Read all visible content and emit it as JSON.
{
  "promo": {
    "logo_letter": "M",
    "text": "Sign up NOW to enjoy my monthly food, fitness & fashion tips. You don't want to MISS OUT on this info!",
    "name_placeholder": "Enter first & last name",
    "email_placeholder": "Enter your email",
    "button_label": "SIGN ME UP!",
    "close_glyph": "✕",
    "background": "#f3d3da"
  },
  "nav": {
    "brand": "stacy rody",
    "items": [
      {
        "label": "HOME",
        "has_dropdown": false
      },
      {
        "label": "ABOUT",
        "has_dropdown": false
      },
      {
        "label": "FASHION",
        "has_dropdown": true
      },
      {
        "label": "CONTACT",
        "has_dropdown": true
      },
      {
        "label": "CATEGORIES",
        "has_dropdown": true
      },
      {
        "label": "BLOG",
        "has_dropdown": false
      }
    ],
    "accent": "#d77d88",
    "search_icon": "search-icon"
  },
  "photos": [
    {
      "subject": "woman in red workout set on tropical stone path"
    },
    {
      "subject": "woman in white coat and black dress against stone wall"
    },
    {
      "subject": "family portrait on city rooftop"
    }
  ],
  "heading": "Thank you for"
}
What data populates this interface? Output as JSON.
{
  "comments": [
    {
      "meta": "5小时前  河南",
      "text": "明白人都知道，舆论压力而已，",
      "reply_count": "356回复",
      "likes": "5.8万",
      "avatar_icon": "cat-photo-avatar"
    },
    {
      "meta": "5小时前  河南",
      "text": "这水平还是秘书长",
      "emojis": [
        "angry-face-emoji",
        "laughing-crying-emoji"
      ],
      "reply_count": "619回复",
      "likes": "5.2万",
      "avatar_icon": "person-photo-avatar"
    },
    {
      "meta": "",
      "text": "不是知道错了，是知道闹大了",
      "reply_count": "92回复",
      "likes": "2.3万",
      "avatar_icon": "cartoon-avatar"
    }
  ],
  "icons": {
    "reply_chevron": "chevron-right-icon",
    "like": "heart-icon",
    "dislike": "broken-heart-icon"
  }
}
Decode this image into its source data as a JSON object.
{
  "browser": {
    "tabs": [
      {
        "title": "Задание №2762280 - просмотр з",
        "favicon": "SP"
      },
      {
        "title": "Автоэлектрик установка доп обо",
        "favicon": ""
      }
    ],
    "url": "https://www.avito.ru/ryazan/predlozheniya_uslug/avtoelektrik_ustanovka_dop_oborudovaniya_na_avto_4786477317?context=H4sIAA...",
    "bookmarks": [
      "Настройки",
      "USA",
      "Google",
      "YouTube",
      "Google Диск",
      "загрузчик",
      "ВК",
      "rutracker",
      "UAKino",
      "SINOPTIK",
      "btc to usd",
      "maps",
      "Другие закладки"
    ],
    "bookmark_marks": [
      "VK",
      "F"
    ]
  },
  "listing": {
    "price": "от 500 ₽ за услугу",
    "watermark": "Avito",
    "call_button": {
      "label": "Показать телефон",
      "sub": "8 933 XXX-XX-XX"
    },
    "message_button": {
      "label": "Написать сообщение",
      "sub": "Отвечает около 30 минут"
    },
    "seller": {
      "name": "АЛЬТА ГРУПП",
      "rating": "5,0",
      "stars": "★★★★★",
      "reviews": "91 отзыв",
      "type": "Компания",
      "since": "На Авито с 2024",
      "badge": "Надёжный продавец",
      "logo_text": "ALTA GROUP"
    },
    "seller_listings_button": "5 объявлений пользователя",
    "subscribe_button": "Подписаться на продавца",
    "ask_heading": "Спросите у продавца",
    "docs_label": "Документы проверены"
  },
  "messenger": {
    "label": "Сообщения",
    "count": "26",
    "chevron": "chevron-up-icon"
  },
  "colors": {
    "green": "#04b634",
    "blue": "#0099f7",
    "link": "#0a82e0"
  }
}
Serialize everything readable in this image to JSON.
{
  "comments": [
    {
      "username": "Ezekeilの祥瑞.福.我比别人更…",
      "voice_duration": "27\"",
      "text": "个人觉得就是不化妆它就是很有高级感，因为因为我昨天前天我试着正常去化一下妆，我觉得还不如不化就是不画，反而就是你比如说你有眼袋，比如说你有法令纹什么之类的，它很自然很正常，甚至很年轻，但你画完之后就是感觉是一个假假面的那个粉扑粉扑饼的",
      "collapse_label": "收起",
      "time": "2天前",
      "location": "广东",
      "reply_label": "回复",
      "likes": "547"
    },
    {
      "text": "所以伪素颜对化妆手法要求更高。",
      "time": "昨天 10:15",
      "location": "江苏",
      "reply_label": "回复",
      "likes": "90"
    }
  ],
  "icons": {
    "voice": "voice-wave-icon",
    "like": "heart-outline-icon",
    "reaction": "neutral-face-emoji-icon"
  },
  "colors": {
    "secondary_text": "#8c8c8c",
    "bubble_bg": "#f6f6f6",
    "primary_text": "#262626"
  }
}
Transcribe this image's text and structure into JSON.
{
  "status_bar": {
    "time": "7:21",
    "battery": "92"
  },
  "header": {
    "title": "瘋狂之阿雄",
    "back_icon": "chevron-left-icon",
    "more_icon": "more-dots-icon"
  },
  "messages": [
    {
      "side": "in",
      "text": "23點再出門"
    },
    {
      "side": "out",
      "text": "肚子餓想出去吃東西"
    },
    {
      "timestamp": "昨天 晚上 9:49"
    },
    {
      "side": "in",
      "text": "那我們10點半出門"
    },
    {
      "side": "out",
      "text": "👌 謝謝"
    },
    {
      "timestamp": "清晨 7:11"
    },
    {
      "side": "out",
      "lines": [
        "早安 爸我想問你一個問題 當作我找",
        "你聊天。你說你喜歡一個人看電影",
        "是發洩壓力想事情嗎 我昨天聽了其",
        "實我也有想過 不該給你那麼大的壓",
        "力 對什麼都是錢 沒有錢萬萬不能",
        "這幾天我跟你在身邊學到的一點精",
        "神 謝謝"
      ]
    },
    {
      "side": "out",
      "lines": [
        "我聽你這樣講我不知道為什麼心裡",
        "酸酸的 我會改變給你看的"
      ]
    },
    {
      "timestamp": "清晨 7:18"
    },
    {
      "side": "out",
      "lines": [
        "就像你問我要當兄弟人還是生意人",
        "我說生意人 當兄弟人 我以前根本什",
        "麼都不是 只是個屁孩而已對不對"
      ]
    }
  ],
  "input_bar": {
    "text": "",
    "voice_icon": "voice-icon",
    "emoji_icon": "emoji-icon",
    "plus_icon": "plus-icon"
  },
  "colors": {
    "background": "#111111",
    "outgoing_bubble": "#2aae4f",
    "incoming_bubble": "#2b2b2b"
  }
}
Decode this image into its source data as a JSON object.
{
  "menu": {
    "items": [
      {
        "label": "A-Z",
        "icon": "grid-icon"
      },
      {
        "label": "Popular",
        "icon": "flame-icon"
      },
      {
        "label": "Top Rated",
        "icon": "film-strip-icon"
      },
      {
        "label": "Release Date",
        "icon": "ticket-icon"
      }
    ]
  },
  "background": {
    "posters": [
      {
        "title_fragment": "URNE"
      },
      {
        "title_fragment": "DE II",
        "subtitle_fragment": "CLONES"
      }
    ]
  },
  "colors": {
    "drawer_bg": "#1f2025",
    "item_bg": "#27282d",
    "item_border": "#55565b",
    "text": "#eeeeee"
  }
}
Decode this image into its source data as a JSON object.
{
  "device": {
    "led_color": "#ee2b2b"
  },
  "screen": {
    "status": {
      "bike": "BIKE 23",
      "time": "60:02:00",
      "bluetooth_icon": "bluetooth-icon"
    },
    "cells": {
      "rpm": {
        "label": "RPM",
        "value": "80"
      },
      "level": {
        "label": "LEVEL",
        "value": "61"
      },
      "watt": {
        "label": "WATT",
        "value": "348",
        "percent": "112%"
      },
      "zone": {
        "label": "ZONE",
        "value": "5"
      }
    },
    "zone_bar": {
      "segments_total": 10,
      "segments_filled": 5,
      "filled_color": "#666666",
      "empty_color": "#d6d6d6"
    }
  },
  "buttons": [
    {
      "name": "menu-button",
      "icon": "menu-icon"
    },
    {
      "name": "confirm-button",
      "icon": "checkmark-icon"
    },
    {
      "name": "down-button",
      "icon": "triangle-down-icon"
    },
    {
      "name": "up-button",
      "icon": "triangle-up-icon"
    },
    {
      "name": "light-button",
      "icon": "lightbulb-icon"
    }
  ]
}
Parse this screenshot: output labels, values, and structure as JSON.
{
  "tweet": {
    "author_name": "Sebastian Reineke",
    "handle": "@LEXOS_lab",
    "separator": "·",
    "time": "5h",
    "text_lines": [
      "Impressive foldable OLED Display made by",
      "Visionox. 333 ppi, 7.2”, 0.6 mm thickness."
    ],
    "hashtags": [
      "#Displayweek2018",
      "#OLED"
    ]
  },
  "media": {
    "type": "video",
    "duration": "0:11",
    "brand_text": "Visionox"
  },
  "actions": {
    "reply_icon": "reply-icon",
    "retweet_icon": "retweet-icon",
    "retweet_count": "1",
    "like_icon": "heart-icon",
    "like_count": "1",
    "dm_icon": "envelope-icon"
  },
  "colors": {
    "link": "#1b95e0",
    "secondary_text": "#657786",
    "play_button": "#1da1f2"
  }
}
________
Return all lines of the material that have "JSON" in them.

Output for this exercise –
Read all visible content and emit it as JSON.
What data populates this interface? Output as JSON.
Decode this image into its source data as a JSON object.
Serialize everything readable in this image to JSON.
Transcribe this image's text and structure into JSON.
Decode this image into its source data as a JSON object.
Decode this image into its source data as a JSON object.
Parse this screenshot: output labels, values, and structure as JSON.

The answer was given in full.